On appeal, the defendant contends he should have received conduct and work credit for his entire probation commitment, including the 105 days in SWAP.   The People argue the defendant is not entitled to conduct credits for the time he was enrolled in SWAP because he “was not being confined in any sort of ‘a county jail, industrial farm, or road camp, or any city jail, industrial farm, or road camp’․”  (Citing § 4019.) 2

The supplemental probation report recommended the defendant receive no section 4019 conduct and work credit for his time in SWAP.   At sentencing, the defendant did not contest this recommendation.

While the record does not so state, it is apparent, and the defendant agrees, SWAP is a work release program implemented by authority of section 4024.2.3  (See § 4485.6, subd. (c).)  The record shows the defendant was not in actual custody during his 105–day participation in the program.   He initially lived at his girlfriend's home and worked at a senior citizen's center.

Although he was not in actual custody during his participation in SWAP, the defendant claims he is entitled to conduct and work credits because (1) section 4019, subdivision (a)(2) authorizes such credits for any person who as a condition of probation was confined in or committed to a county jail, (2) the defendant was committed to county jail for 270 days as a condition of probation, and (3) each day of his participation in SWAP was “in lieu of one day of confinement [in county jail]” (§ 4024.2, subd. (a)).
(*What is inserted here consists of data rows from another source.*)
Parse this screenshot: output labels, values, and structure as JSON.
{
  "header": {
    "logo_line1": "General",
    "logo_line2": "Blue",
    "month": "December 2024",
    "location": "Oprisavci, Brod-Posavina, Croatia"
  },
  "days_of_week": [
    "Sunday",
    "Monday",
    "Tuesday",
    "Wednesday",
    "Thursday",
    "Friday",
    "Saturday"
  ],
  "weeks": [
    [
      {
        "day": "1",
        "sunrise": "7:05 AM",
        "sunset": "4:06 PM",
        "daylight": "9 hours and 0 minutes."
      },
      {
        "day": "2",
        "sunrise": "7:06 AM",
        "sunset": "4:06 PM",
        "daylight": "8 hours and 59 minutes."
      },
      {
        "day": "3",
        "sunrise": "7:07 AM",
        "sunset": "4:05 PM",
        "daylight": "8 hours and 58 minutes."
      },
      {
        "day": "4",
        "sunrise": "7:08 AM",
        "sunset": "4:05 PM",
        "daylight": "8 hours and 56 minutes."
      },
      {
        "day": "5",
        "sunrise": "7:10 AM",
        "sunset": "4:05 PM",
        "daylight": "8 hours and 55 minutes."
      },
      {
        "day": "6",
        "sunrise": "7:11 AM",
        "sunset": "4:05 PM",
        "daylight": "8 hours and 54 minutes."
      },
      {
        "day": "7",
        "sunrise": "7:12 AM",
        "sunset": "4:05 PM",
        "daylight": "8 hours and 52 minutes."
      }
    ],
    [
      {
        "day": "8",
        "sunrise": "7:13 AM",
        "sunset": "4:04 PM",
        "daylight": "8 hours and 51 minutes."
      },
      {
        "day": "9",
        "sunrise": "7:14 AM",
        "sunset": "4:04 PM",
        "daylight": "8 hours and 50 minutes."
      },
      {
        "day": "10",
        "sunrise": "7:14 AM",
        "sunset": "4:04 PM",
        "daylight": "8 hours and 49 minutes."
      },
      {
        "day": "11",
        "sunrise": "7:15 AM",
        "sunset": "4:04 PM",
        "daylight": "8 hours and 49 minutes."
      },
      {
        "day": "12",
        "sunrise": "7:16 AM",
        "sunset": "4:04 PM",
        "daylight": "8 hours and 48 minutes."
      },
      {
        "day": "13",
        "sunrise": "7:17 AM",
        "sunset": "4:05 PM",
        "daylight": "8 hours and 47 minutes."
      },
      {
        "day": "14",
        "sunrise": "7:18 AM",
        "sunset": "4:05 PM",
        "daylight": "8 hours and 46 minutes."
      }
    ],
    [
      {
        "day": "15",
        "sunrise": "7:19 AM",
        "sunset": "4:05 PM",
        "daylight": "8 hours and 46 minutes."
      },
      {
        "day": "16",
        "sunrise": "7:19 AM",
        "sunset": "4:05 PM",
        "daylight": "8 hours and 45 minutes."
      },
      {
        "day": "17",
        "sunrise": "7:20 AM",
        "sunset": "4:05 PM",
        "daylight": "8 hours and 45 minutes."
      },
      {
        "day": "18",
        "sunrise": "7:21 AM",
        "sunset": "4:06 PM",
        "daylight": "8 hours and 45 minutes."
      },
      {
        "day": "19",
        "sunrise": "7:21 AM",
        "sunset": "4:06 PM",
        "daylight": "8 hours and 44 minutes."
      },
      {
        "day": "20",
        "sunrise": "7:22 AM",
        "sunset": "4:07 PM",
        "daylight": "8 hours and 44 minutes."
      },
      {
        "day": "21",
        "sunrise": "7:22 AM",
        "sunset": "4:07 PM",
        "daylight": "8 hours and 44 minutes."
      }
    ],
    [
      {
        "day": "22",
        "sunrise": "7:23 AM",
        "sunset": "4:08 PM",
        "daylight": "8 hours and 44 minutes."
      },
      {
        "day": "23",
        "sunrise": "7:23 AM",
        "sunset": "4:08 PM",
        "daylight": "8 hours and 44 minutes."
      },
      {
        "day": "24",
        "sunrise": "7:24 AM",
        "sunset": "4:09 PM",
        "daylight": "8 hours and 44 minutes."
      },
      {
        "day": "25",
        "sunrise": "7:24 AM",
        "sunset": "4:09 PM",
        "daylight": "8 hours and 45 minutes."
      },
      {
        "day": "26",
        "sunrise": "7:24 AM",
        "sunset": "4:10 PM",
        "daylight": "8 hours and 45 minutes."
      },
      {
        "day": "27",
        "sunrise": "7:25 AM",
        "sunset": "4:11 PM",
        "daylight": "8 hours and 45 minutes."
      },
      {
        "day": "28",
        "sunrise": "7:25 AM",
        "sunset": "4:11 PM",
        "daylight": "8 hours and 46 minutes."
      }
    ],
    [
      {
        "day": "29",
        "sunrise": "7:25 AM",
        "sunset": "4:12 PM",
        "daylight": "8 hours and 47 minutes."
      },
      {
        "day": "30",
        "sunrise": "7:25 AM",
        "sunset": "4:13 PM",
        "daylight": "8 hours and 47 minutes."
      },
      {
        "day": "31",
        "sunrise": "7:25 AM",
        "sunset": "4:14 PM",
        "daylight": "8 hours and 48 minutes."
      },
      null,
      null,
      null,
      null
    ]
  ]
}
 The defendant's argument fails because, although subdivision (a) of section 4019 makes the section applicable when a probationer is “committed to”  county jail, subdivision (f) of the same section makes it clear the Legislature did not intend to make available conduct and work time credits unless the probationer is “in actual custody.”

As courts frequently declare, our task in interpreting a statute is to determine what the Legislature intended.  (Adoption of Kelsey S. (1992) 1 Cal.4th 816, 826, 4 Cal.Rptr.2d 615, 823 P.2d 1216.)   This task is easier than usual when the Legislature declares its intent.   In a 1982 amendment to section 4019, the Legislature added subdivision (f):  “It is the intent of the Legislature that if all days are earned under this section, a term of six days will be deemed to have been served for every four days spent in actual custody.”  (Italics added.)   Thus, despite the possibility of a probationer being “committed to” the county jail without actual incarceration and the stated applicability of section 4019 when a probationer is “committed to” county jail, the Legislature did not intend section 4019 credits to benefit those not in actual custody.

No possible reading of section 4024.2 would support the conclusion a probationer participating in SWAP is in actual custody for the purpose of section 4019 conduct and work credits.   To the contrary, if the SWAP participant fails to appear for work or even fails to work as assigned, a peace officer may “retake the person into custody ․ to complete the remainder of the original sentence.”   That a SWAP probationer works each day “in lieu of one day of confinement” (§ 4024.2, subd. (a)) does not make the arrangement custodial.   Hence, SWAP is not custodial, and section 4019 credits may not be awarded for SWAP time.

The judgment is affirmed.

FOOTNOTES

1.   Further unspecified code citations are to the Penal Code.

2.   In pertinent part, section 4019, subdivision (a)(2) makes the section applicable when “a prisoner is confined in or committed to a county jail, industrial farm, or road camp ․ as a condition of probation after suspension of imposition of a sentence․”

3.   Section 4024.2 provides that a county board of supervisors may authorize the sheriff to offer a voluntary program under which a person “committed to” county jail may participate in a work release program in which one day of participation will be in lieu of one day of confinement.   If the person fails to perform the work assigned, the sheriff may retake the person into custody to complete the remainder of the original sentence.

NICHOLSON, Associate Justice.

PUGLIA, P.J., and SCOTLAND, J., concur.